Content starts

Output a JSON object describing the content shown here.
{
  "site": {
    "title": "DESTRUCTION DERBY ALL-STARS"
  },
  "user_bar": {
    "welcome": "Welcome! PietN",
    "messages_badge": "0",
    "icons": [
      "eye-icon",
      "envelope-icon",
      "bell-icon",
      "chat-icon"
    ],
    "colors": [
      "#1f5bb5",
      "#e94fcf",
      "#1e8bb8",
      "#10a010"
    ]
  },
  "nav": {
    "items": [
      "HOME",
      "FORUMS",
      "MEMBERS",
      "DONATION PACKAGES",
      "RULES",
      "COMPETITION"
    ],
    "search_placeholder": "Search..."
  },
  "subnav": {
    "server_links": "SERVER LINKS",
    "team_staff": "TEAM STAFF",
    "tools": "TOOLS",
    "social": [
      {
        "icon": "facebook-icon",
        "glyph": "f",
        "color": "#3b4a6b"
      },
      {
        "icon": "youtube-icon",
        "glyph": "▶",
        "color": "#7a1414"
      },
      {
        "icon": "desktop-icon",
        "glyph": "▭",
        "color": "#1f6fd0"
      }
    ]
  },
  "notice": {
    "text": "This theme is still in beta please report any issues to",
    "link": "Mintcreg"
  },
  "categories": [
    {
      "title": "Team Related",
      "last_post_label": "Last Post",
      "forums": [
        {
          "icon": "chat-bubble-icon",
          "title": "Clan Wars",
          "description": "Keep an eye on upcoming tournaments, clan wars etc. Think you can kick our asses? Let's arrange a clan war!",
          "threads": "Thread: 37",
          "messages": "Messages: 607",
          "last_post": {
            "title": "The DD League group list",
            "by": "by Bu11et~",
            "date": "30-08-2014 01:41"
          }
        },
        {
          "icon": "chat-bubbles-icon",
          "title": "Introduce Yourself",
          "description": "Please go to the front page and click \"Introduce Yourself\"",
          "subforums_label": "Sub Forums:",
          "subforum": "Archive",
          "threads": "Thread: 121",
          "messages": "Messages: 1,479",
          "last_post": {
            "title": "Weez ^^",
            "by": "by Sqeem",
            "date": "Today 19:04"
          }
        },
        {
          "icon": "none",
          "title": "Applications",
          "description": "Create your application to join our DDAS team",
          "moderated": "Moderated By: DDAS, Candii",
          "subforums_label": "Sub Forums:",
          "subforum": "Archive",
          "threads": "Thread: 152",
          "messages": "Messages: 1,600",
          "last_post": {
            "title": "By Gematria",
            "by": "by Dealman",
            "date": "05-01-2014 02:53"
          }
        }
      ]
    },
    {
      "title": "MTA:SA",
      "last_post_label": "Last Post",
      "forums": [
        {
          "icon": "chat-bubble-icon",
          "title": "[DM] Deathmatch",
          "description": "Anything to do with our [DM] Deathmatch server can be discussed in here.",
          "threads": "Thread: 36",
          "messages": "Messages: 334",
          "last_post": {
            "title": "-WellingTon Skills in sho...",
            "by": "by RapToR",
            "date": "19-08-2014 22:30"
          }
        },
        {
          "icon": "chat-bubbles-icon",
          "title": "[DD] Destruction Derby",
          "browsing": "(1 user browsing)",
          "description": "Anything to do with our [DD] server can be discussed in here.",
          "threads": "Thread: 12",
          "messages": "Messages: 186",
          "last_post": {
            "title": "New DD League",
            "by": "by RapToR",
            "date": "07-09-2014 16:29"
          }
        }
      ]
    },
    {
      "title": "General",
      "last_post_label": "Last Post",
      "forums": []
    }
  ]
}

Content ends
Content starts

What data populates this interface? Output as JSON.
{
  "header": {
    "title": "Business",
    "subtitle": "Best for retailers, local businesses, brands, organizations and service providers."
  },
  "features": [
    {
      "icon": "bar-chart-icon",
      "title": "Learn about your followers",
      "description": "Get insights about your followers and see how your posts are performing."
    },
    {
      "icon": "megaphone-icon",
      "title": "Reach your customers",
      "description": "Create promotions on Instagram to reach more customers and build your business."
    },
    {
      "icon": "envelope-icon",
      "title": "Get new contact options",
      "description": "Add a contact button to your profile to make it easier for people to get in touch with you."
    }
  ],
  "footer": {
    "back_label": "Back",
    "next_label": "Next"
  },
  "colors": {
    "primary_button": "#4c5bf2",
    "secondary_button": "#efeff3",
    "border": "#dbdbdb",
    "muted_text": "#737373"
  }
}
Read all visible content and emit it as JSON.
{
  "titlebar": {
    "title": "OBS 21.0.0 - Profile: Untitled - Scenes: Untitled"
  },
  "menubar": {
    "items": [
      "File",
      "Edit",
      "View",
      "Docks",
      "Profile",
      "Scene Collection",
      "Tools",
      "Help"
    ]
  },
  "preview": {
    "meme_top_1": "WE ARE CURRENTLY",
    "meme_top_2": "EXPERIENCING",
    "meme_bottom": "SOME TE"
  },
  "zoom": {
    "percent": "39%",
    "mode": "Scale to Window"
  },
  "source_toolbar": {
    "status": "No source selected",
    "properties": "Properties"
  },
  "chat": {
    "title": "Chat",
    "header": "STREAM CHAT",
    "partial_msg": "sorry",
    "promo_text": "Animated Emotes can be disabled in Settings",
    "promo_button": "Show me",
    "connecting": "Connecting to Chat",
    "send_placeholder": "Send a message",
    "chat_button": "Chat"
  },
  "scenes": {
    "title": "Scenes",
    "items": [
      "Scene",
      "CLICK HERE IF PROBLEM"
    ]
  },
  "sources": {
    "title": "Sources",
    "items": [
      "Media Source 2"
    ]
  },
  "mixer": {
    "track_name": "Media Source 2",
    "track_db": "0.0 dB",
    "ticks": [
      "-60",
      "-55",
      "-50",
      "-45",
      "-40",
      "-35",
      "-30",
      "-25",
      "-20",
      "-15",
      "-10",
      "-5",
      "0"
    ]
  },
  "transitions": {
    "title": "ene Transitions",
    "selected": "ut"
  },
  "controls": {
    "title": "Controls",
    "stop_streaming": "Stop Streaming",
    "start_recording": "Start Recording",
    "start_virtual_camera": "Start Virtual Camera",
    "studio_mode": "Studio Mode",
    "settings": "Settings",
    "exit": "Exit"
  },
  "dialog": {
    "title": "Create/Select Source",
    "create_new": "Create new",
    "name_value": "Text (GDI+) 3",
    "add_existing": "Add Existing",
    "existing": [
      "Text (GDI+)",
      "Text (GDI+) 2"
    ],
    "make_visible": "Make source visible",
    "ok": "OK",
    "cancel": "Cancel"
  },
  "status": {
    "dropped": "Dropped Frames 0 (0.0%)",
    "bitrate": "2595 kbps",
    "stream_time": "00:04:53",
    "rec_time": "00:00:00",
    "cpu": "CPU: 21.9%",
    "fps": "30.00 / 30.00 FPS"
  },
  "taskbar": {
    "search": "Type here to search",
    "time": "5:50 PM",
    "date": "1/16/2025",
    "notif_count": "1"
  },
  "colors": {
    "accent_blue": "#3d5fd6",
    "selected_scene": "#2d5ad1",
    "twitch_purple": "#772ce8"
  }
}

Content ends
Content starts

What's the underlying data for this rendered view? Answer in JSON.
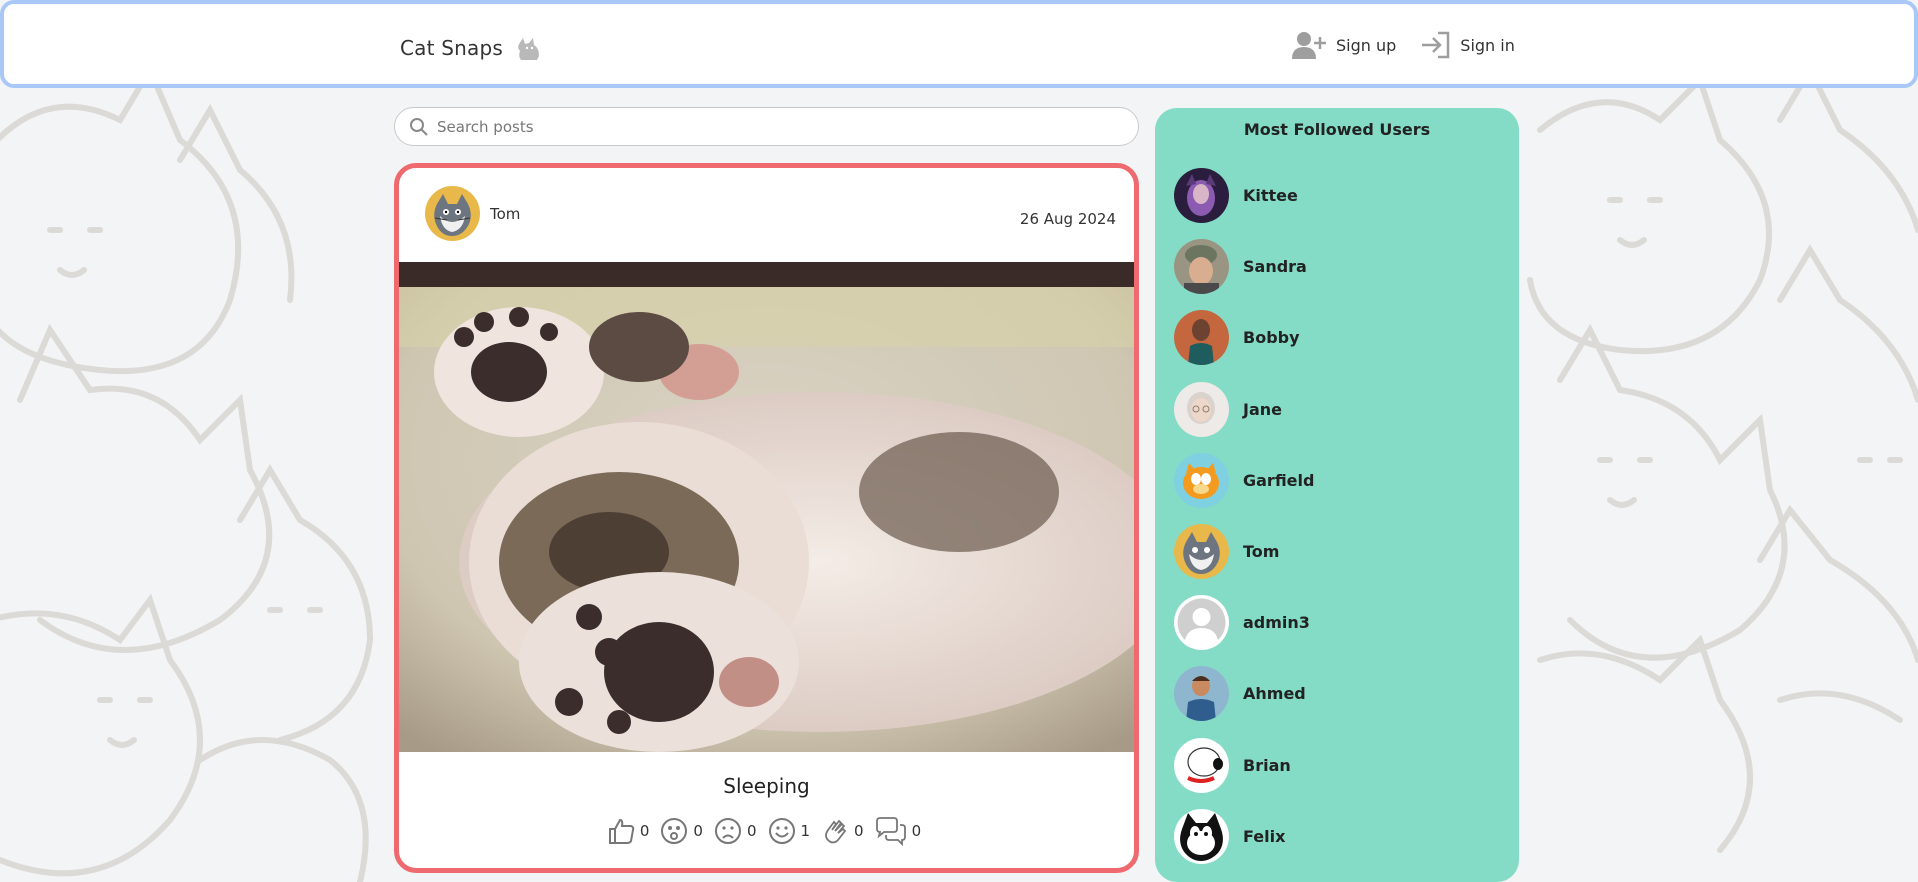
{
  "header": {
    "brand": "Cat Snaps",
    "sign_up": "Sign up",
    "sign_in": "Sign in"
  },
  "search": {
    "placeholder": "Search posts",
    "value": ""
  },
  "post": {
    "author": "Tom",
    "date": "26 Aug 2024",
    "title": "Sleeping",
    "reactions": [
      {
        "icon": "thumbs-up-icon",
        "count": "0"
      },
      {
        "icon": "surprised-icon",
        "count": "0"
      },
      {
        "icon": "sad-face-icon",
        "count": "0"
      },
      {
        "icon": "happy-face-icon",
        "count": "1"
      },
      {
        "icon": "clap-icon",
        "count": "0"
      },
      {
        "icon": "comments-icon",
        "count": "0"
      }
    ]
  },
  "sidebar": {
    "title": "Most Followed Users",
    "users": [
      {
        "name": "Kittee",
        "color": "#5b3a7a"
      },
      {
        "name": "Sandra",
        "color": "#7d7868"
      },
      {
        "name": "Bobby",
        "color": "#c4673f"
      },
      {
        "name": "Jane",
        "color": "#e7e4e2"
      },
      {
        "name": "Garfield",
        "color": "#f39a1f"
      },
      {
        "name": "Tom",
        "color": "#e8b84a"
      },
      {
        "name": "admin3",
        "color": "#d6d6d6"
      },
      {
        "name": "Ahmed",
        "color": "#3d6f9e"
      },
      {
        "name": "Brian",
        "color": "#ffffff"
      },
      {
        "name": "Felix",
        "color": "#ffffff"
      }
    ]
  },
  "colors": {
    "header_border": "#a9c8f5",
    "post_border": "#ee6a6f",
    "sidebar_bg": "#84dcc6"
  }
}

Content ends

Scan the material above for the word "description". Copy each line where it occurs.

* Task response
          "description": "Keep an eye on upcoming tournaments, clan wars etc. Think you can kick our asses? Let's arrange a clan war!",
          "description": "Please go to the front page and click \"Introduce Yourself\"",
          "description": "Create your application to join our DDAS team",
          "description": "Anything to do with our [DM] Deathmatch server can be discussed in here.",
          "description": "Anything to do with our [DD] server can be discussed in here.",
      "description": "Get insights about your followers and see how your posts are performing."
      "description": "Create promotions on Instagram to reach more customers and build your business."
      "description": "Add a contact button to your profile to make it easier for people to get in touch with you."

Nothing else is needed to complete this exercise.